# [Information]
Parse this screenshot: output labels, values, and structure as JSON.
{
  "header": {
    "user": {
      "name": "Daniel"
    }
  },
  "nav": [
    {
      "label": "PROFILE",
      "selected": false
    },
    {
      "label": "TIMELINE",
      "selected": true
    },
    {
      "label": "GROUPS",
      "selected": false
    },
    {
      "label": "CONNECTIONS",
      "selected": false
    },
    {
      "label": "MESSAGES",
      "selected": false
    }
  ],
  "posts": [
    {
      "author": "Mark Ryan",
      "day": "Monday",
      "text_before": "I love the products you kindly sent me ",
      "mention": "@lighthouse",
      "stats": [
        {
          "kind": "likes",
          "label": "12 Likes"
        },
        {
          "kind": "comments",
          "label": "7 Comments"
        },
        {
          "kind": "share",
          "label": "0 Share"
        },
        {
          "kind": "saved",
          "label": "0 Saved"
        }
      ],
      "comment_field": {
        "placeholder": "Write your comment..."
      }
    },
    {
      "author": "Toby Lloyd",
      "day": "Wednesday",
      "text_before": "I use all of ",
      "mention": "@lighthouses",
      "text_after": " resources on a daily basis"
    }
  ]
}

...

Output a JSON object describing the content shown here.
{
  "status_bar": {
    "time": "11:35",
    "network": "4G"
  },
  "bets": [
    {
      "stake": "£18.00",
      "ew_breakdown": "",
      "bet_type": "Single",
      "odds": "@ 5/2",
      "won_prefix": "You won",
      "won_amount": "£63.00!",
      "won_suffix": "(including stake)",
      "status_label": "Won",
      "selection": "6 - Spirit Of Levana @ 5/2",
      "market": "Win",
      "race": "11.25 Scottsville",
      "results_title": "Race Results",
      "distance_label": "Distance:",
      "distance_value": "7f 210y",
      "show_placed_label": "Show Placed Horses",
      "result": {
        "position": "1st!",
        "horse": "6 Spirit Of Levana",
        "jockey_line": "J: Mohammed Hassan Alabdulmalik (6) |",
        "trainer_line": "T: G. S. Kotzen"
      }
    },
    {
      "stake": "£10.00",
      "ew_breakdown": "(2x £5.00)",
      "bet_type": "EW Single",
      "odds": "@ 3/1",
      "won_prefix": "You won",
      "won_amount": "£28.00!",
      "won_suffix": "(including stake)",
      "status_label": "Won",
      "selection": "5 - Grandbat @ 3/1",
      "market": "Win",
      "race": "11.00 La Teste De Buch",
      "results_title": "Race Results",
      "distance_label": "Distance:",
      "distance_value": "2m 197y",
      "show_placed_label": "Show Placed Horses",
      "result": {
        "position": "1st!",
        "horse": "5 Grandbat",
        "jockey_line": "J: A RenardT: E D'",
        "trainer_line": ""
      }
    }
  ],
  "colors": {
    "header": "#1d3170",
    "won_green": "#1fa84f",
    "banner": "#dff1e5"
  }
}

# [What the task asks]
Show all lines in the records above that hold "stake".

# [Your solution]
      "stake": "£18.00",
      "won_suffix": "(including stake)",
      "stake": "£10.00",
      "won_suffix": "(including stake)",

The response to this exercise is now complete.